Your objective » Show every line in the entries below where the word "true" appears.

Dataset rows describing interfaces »

<<<<

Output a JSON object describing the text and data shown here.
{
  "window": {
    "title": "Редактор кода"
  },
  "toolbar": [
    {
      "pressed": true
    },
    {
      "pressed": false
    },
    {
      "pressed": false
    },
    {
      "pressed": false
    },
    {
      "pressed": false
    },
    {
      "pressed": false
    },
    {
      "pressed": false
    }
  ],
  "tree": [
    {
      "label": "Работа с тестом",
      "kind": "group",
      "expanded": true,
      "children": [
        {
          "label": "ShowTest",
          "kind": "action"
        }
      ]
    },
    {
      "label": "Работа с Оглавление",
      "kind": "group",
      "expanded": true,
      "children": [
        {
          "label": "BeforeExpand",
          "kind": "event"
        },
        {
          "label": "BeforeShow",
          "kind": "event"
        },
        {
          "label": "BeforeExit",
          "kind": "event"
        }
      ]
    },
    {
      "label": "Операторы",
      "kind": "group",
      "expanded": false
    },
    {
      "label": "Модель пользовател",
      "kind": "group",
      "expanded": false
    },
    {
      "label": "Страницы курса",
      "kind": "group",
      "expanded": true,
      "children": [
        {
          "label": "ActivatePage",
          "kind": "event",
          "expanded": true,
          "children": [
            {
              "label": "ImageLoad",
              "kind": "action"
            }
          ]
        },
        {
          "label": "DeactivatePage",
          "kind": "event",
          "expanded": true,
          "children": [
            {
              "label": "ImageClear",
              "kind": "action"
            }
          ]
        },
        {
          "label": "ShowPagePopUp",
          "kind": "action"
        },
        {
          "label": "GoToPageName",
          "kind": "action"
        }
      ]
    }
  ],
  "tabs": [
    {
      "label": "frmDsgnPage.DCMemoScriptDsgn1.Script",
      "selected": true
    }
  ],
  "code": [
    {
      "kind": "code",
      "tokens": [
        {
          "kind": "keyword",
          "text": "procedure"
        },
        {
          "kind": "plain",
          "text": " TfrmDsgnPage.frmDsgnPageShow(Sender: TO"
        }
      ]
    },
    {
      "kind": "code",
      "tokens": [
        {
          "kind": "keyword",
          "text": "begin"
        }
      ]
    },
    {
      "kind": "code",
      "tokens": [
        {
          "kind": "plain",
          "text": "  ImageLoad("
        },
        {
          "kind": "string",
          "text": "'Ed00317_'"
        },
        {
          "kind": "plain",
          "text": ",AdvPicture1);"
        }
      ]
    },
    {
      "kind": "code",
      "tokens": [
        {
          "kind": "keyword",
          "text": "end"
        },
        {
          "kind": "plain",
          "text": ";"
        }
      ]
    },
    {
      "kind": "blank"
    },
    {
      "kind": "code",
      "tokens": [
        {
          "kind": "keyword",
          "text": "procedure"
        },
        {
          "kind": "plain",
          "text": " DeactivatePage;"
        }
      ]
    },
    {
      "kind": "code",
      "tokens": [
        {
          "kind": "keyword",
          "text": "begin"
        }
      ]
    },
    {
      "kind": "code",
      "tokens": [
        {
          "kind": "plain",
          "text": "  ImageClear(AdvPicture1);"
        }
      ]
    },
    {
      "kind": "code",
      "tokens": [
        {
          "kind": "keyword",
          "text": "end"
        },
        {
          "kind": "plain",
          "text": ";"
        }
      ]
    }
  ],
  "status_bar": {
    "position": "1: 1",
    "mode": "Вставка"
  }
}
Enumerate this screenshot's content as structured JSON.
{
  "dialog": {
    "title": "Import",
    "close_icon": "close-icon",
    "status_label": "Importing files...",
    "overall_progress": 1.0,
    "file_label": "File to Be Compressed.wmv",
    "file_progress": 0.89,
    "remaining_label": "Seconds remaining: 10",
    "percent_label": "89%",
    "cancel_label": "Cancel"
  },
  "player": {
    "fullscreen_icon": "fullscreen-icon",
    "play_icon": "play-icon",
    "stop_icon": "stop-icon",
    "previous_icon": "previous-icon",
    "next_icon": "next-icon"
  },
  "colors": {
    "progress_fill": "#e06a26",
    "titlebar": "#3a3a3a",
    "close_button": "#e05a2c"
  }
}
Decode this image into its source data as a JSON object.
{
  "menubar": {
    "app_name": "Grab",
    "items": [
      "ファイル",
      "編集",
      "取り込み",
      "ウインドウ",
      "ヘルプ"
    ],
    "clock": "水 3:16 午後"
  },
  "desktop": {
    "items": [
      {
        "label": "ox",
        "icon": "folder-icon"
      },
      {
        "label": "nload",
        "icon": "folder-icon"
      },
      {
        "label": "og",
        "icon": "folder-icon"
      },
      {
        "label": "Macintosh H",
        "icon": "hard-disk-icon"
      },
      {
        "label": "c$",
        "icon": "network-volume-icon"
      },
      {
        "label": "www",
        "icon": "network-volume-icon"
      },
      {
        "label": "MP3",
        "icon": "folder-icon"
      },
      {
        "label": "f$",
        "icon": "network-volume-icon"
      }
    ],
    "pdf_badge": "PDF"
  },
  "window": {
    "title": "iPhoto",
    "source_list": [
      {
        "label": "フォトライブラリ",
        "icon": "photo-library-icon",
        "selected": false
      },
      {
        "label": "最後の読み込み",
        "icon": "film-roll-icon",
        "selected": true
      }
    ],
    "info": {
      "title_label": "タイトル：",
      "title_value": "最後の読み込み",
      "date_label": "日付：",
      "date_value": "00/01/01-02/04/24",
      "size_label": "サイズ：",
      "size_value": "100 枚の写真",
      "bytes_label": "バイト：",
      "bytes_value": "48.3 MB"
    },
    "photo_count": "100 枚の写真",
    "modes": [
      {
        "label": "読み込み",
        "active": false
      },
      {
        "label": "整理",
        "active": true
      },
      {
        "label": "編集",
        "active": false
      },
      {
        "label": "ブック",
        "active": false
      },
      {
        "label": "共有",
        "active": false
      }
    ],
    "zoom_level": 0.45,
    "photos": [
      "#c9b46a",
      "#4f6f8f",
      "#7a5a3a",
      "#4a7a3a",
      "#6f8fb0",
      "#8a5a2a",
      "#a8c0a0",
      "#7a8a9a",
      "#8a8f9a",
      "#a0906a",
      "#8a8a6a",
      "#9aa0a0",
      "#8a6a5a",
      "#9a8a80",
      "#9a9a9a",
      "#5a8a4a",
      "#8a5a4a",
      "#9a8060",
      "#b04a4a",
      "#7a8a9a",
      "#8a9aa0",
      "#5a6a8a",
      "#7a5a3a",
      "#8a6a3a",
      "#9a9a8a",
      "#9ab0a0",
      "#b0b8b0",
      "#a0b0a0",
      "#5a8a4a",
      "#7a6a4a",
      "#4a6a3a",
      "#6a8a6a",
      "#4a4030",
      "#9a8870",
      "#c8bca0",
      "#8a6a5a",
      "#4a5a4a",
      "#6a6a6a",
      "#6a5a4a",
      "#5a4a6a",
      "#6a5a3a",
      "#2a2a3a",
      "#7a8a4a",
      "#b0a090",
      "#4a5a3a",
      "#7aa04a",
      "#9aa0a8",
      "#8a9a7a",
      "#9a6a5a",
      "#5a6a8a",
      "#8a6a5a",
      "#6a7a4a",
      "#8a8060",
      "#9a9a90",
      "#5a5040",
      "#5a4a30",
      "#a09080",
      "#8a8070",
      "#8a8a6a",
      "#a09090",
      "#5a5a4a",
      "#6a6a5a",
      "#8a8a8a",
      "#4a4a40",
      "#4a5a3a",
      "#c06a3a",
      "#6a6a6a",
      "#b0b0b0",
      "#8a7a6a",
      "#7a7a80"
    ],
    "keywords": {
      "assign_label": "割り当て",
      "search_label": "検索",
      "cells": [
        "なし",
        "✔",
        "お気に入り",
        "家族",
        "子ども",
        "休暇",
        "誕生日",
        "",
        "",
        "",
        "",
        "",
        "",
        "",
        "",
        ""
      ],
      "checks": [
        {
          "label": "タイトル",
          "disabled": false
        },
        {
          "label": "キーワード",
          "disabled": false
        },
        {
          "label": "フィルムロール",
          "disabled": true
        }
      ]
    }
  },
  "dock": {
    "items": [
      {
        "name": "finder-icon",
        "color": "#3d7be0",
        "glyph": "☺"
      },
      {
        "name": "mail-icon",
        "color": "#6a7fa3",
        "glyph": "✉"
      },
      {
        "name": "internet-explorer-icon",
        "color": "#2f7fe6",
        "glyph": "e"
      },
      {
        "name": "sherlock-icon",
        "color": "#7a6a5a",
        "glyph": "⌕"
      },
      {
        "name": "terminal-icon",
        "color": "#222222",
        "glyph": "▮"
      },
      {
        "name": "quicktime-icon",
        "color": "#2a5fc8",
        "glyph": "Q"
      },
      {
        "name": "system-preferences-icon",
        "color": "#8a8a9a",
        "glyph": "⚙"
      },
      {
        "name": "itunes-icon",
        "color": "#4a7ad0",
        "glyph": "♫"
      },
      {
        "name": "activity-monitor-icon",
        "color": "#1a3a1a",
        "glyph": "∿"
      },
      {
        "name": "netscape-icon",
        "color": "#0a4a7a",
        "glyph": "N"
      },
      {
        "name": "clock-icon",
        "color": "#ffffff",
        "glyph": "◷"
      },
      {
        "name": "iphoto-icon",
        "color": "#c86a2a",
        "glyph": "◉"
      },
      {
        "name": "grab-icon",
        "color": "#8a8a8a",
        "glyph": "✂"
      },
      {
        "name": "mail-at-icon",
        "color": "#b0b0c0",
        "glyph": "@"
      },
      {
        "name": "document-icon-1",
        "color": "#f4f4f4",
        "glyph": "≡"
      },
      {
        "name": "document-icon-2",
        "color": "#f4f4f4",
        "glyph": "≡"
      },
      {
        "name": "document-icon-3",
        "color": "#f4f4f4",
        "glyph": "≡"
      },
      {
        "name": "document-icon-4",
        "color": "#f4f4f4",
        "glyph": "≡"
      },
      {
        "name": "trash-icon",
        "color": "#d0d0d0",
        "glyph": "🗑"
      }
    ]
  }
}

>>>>

Exercise output »
      "pressed": true
      "expanded": true,
      "expanded": true,
      "expanded": true,
          "expanded": true,
          "expanded": true,
      "selected": true
        "selected": true
        "active": true
          "disabled": true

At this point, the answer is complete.